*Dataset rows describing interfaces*
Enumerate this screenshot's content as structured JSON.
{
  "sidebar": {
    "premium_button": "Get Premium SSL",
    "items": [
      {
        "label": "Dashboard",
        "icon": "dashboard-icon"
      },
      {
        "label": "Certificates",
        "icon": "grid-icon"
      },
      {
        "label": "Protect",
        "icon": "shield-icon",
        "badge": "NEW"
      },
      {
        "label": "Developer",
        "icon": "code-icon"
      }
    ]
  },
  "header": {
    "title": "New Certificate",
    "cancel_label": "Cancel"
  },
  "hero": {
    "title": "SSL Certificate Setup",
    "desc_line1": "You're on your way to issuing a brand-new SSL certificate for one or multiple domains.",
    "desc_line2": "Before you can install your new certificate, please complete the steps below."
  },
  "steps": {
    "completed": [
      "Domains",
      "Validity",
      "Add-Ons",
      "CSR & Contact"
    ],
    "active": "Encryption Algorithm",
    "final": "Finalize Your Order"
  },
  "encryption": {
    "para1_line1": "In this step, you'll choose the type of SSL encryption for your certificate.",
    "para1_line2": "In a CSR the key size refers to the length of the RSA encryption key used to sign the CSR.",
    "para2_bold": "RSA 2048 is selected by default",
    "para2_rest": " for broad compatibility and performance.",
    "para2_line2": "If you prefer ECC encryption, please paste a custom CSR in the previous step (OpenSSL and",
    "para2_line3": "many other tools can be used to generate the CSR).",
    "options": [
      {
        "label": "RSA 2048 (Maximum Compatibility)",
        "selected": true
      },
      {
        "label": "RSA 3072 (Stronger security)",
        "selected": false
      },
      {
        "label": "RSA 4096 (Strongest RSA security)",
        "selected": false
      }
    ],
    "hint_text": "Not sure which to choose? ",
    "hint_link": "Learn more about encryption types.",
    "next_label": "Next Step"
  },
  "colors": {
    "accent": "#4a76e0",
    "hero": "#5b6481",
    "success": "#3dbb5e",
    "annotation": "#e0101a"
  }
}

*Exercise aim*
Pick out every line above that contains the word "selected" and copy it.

*Task result*
    "para2_bold": "RSA 2048 is selected by default",
        "selected": true
        "selected": false
        "selected": false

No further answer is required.